Central Alberta bee colonies suffered high winterkill losses
Central Alberta honey bee colonies were among the hardest hit last winter, according to the latest survey by Alberta Agriculture and Rural Development apiculture program.
Information collected from 112 beekeepers, who represent 92 per cent of the honey bee colonies in Alberta, revealed an average mortality rate of 23.8 per cent during the winter of 2012-13. But the winterkill figure ranged from 17 per cent in Southern Alberta to 37.5 per cent in Central and Northeastern Alberta, said Medhat Nasr, provincial apiculturist with Alberta Agriculture. He added that the figure was 21 per cent in the northwest region of the province and 28 per cent in the Peace River region.
“There was no difference in bee winterkill between colonies wintered outdoors or indoors,” said Nasr.
The survey included questions about management practices, bee health and environmental conditions, and beekeepers were also asked to rank possible causes of winterkill. They listed the long winter and cold spring as the biggest problem, with nosema identified as the second leading cause of bee kill. Other problems identified were the poor quality of queens, varroa infestations and starvation.
“In 2012, Alberta reported the lowest winterkill (15 per cent) in a decade, but this year, losses are substantially higher and varied from region to region,” said Nasr.
“In comparison to the national percentage of winterkill (28.6 per cent), Alberta did not fair too badly.
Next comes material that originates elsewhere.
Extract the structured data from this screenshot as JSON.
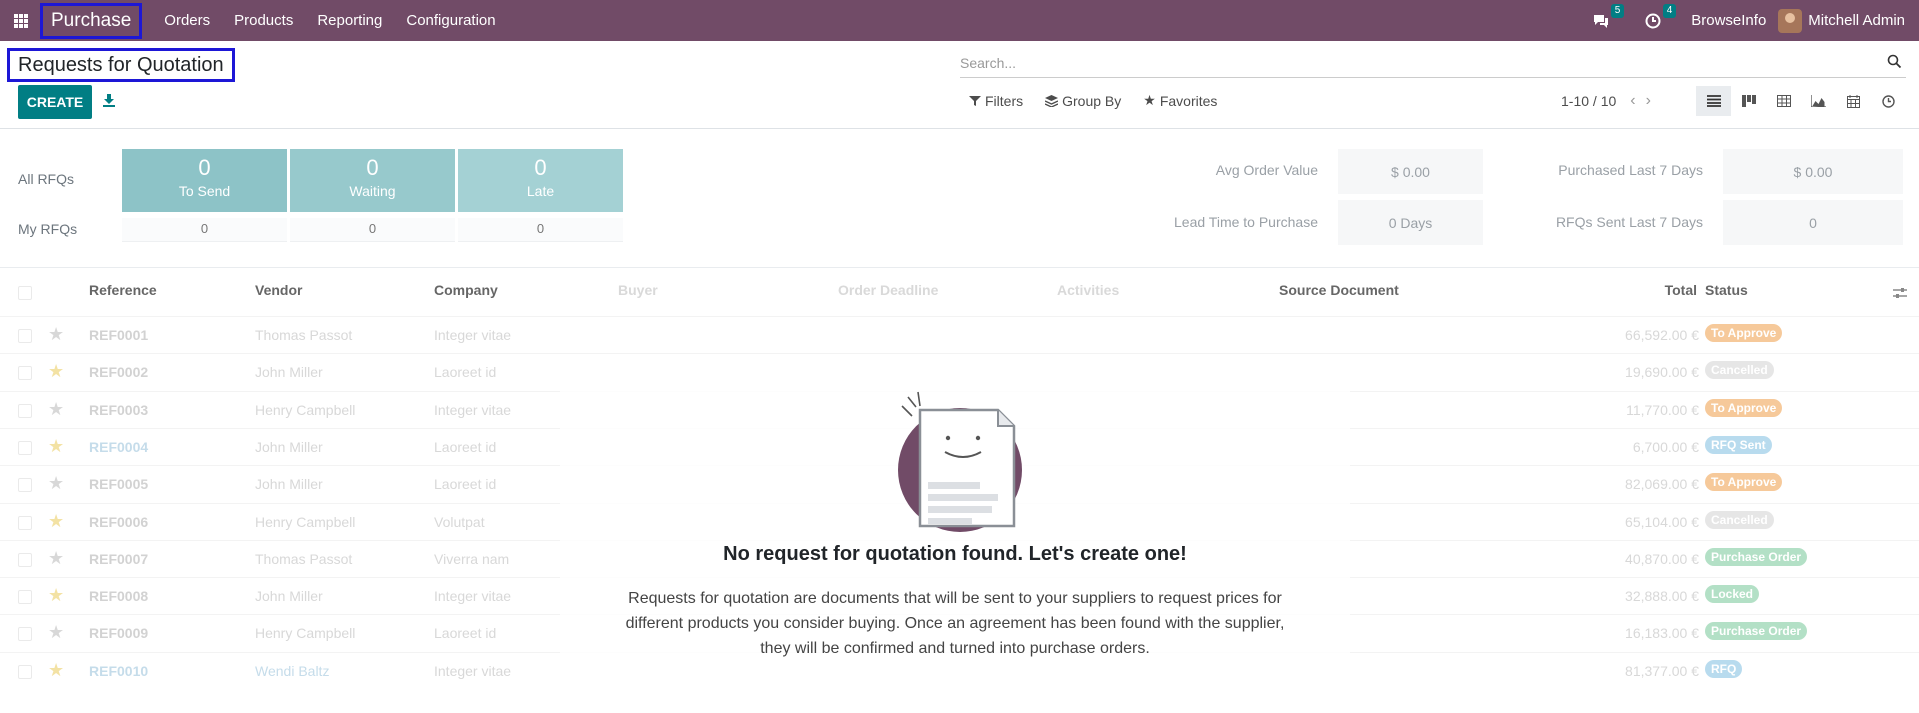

In spite of the high losses, Alberta beekeepers replaced most of their killed colonies, and in some operations beekeepers increased their numbers due to high honey prices and higher demand for Alberta’s quality honey.”